Horseshoe Bend is now easily accessible from Las Vegas. As you fly into Page, Arizona, you can be picked up from your hotel and given an aerial tour over Lake Mead, the North Rim of the Grand Canyon, and Marble Canyon. This can be a standout experience on your vacation.
Oak Creek Canyon
Arizona’s Sedona is a well-known tourist attraction. It is breathtakingly beautiful everywhere you go. Sedona is a showcase of red rock mountain buttes that nature has painted against bright blue skies at the foot of Oak Creek Canyon. With its sparkling brilliance, Oak Creek flows beside Sedona, where luxurious resorts with practically every amenity imaginable may be found.
From Sedona, a meandering ascent via Oak Creek Canyon provides breathtaking panoramas of the bubbling creek and the verdant forest. Lodges, holiday homes, and quaintly peaceful bed and breakfasts are incorporated into the landscape.
Explore the beauty of nature on a hike, go trout fishing, or simply relax for a moment and take it all in. The ideal location to unwind in the natural world is Oak Creek Canyon.
Grand Canyon Rafting
Grand Canyon rafting experiences with Western River Expeditions are unforgettable experiences that are endless in scenic wonder, rich in Native American history, and packed with fun and adventure.
It’s an adventure unlike any other to explore the Grand Canyon by the river. Experience Grand Canyon National Park’s river-only sections, where you can find secret waterfalls and idyllic side canyons.
Each night of your Grand Canyon rafting trip, lie down under a canopy of countless stars and listen to the sound of the great Colorado River.
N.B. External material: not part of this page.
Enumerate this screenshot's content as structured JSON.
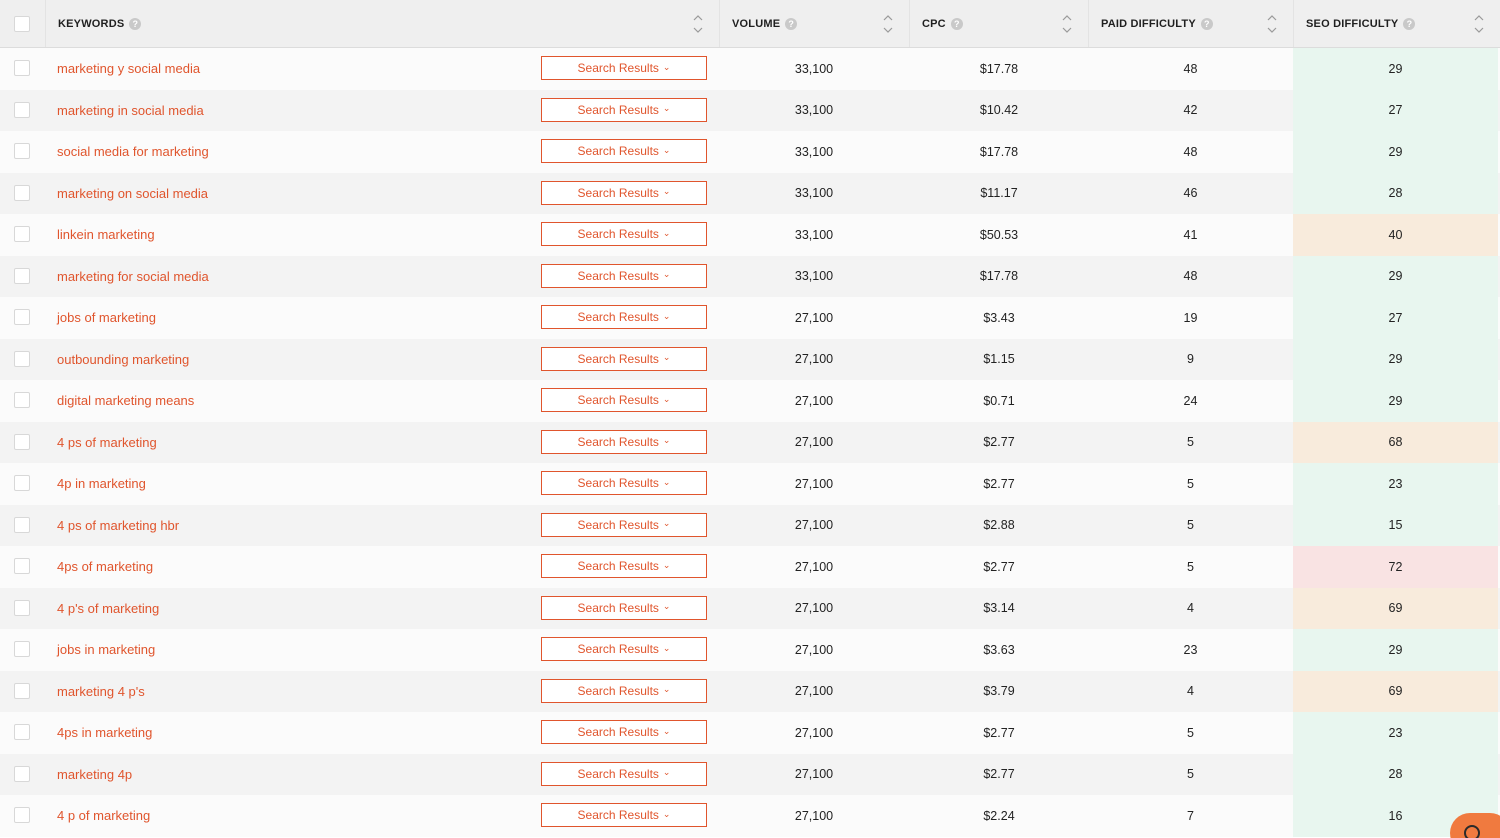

Observe how the early morning sun shines warmly through imposing canyon walls. Learn about the famous whitewater on the Colorado River.
Visiting the Grand Canyon in April is a magical time. April is a peaceful time to visit but the crowds are starting to arrive especially over spring break or Easter. I’ve included all of the...
Visiting the Grand Canyon in March is a magical time. March is a peaceful time to visit but the crowds are starting to arrive especially over spring break. I’ve included all of the things to...